“Ruling the world” is not a goal. Say it with me now: Ruling the world is not a goal. Why not? It’s way, waaay too vague. The villain needs to have a purpose, and that purpose needs to be specific enough that the audience can understand it. This is essential for us to fully comprehend what the villain represents and why we must reject it. Villains are characters, not forces of nature beyond our ken.

For this reason, I would not characterize the xenomorphs in the Aliens franchise as villains—and the movies understand this, too (or, at least the good ones do). The villains are always human beings—guys like Burke who are willing to sell out Ripley and her friends in order to make some money. We understand their goals and, therefore, we understand the stakes of the story and why the villain must be stopped. The scariest thing about Mustapha Mond in Brave New World is that his plan, horrifying though it is, makes total sense given a certain point of view which we, the audience, recoil from.

#4: A Villain Must Be a Well-Developed Character

Beyond their goals, a good villain must be more than just a caricature of a person. They can be single-minded, sure; they can be crazy and over-the-top, but they require facets like any other person. The reason for this is not to make them likeable or identifiable (though a villain can be these things), but rather to make them a reasonable counterpoint to the hero (that second purpose, remember?). Even though Vader seems a completely single-note character, we know there is depth there—Obi Wan hints of their shared past, there is a certain mystery about him—who is he? What is his deal? How did he become evil? All that is important (really important, as it turns out) and it is essential to keeping the audience invested in the struggle between good and evil.

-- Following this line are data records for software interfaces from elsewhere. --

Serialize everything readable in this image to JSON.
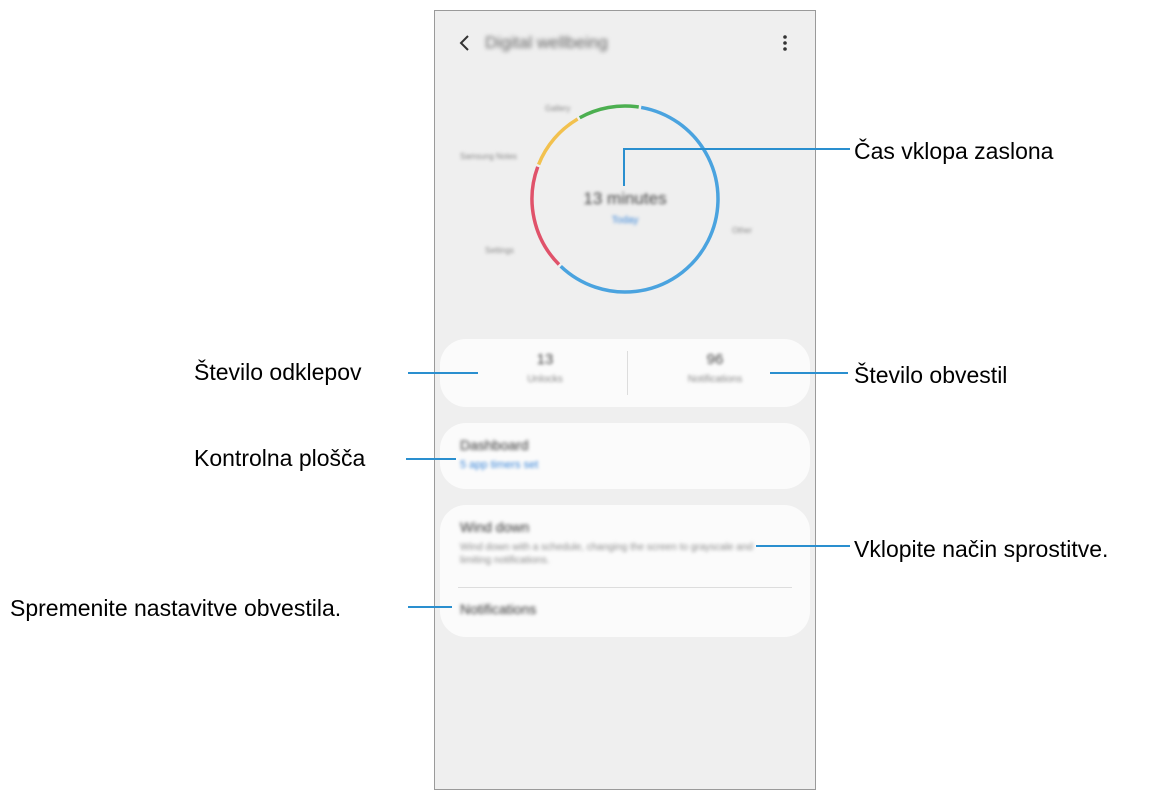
{
  "app": {
    "title": "Digital wellbeing",
    "back_icon": "back-arrow-icon",
    "more_icon": "more-vertical-icon"
  },
  "chart_data": {
    "type": "pie",
    "center_value": "13 minutes",
    "center_sublabel": "Today",
    "slices": [
      {
        "label": "Other",
        "color": "#4aa3df",
        "fraction": 0.55
      },
      {
        "label": "Settings",
        "color": "#e0526a",
        "fraction": 0.17
      },
      {
        "label": "Samsung Notes",
        "color": "#f2c14e",
        "fraction": 0.1
      },
      {
        "label": "Gallery",
        "color": "#4caf50",
        "fraction": 0.1
      },
      {
        "label": "",
        "color": "#4aa3df",
        "fraction": 0.08
      }
    ]
  },
  "stats": {
    "unlocks": {
      "value": "13",
      "label": "Unlocks"
    },
    "notifications": {
      "value": "96",
      "label": "Notifications"
    }
  },
  "dashboard": {
    "title": "Dashboard",
    "subtitle": "5 app timers set"
  },
  "wind_down": {
    "title": "Wind down",
    "description": "Wind down with a schedule, changing the screen to grayscale and limiting notifications.",
    "notifications_label": "Notifications"
  },
  "callouts": {
    "screen_time": "Čas vklopa zaslona",
    "unlocks": "Število odklepov",
    "notifications_count": "Število obvestil",
    "dashboard": "Kontrolna plošča",
    "wind_down": "Vklopite način sprostitve.",
    "notification_settings": "Spremenite nastavitve obvestila."
  },
  "colors": {
    "callout_line": "#2a8fcf",
    "accent": "#3a86d9"
  }
}
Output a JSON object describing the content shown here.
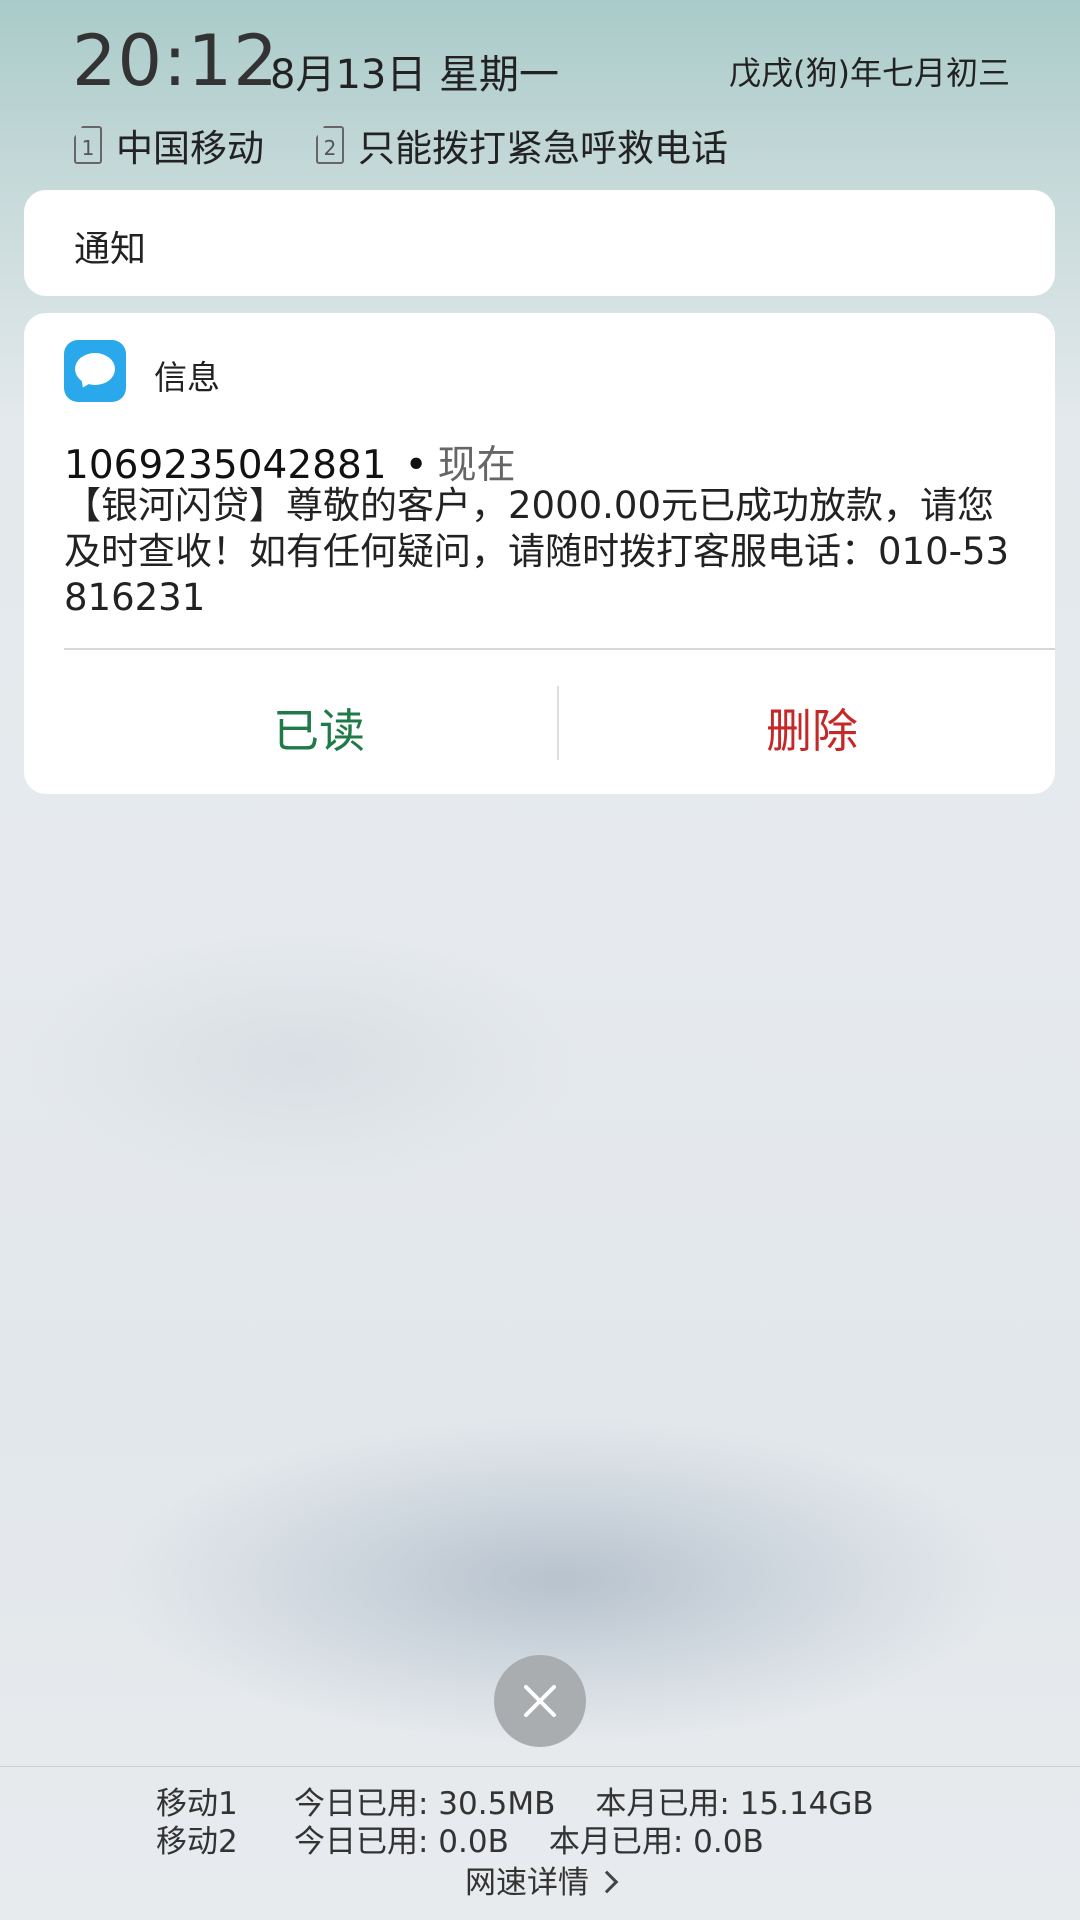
{
  "status": {
    "time": "20:12",
    "date": "8月13日 星期一",
    "lunar": "戊戌(狗)年七月初三",
    "sims": [
      {
        "slot": "1",
        "label": "中国移动"
      },
      {
        "slot": "2",
        "label": "只能拨打紧急呼救电话"
      }
    ]
  },
  "notifications": {
    "header_title": "通知",
    "message": {
      "app_icon": "message-bubble-icon",
      "app_name": "信息",
      "sender": "1069235042881",
      "separator": "•",
      "time": "现在",
      "body": "【银河闪贷】尊敬的客户，2000.00元已成功放款，请您及时查收！如有任何疑问，请随时拨打客服电话：010-53816231",
      "actions": {
        "read_label": "已读",
        "delete_label": "删除"
      }
    },
    "clear_icon": "close-icon"
  },
  "data_usage": {
    "rows": [
      {
        "label": "移动1",
        "today": "今日已用: 30.5MB",
        "month": "本月已用: 15.14GB"
      },
      {
        "label": "移动2",
        "today": "今日已用: 0.0B",
        "month": "本月已用: 0.0B"
      }
    ],
    "speed_link": "网速详情",
    "chevron_icon": "chevron-right-icon"
  },
  "colors": {
    "read_action": "#1f7a48",
    "delete_action": "#c62828",
    "app_icon": "#29a8ec"
  }
}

The more real the villain seems, the more terrible their agenda becomes. They are not sketchy metaphors with legs—they are living, breathing people. Real people cannot be written off as “just crazy.” A real person forces you to engage, and that makes the villain more effective on the page or on the screen.

#5: A Villain Must Stir Negative Emotions

We must not completely admire our villains, because then they become heroes and your story is suddenly very different. I’m not saying that the antagonist can’t be a good person or that a villain can’t be sympathetic on some level (they totally can), but a villain is not a villain if they cannot force the audience to gasp or scream or rage. Accordingly, the villain must be deviant from accepted norms in some notable way. This might sound obvious, but the world is full of bland villains who are supposed to be hated, but who have no emotional effect on the reader and, therefore, fall flat.

In the end, the villain can (and should) be a central part of what makes any story tick, but they need to be treated as a character, not a plot device.




On the day Auston Habershaw was born, Skylab fell from the heavens. This foretold two possible fates: supervillain or sci-fi / fantasy author. Fortunately he chose the latter, and spends his time imagining the could-be and never-was rather than disintegrating the moon with his volcano laser. He is a winner of the Writers of the Future Contest and has published short stories in F&SF, Analog, and Galaxy’s Edge, among other places. His fantasy series, The Saga of the Redeemed, is published through Harper Voyager—the final installment of which, The Far Far Better Thing, will be released in November of 2018. He lives and works in Boston, MA, and you can find him online at aahabershaw.com.

His first appearance in Stupefying Stories was “Thief of Hearts” in Stupefying Stories #7, and his next appearance will be “Upon the Blood-Dark Sea,” coming soon.